(Stored records):
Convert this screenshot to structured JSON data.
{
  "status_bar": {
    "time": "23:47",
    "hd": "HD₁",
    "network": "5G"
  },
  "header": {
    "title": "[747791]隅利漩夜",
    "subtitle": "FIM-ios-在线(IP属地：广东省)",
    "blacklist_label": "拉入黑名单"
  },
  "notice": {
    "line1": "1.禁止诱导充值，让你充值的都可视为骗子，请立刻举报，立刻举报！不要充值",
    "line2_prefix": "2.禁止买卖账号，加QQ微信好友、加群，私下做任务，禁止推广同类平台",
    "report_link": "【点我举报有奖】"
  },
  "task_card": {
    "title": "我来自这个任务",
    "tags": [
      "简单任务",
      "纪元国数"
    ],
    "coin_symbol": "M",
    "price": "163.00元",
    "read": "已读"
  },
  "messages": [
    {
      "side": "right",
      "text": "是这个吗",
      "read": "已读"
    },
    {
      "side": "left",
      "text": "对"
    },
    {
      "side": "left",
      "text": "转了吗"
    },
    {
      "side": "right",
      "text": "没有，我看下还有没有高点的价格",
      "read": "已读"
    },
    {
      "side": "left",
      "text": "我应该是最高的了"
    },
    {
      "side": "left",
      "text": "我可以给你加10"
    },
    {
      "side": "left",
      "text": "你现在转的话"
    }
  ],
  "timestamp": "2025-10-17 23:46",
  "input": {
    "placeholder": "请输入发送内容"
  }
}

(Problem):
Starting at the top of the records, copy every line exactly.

(Result of this exercise):
Convert this screenshot to structured JSON data.
{
  "status_bar": {
    "time": "23:47",
    "hd": "HD₁",
    "network": "5G"
  },
  "header": {
    "title": "[747791]隅利漩夜",
    "subtitle": "FIM-ios-在线(IP属地：广东省)",
    "blacklist_label": "拉入黑名单"
  },
  "notice": {
    "line1": "1.禁止诱导充值，让你充值的都可视为骗子，请立刻举报，立刻举报！不要充值",
    "line2_prefix": "2.禁止买卖账号，加QQ微信好友、加群，私下做任务，禁止推广同类平台",
    "report_link": "【点我举报有奖】"
  },
  "task_card": {
    "title": "我来自这个任务",
    "tags": [
      "简单任务",
      "纪元国数"
    ],
    "coin_symbol": "M",
    "price": "163.00元",
    "read": "已读"
  },
  "messages": [
    {
      "side": "right",
      "text": "是这个吗",
      "read": "已读"
    },
    {
      "side": "left",
      "text": "对"
    },
    {
      "side": "left",
      "text": "转了吗"
    },
    {
      "side": "right",
      "text": "没有，我看下还有没有高点的价格",
      "read": "已读"
    },
    {
      "side": "left",
      "text": "我应该是最高的了"
    },
    {
      "side": "left",
      "text": "我可以给你加10"
    },
    {
      "side": "left",
      "text": "你现在转的话"
    }
  ],
  "timestamp": "2025-10-17 23:46",
  "input": {
    "placeholder": "请输入发送内容"
  }
}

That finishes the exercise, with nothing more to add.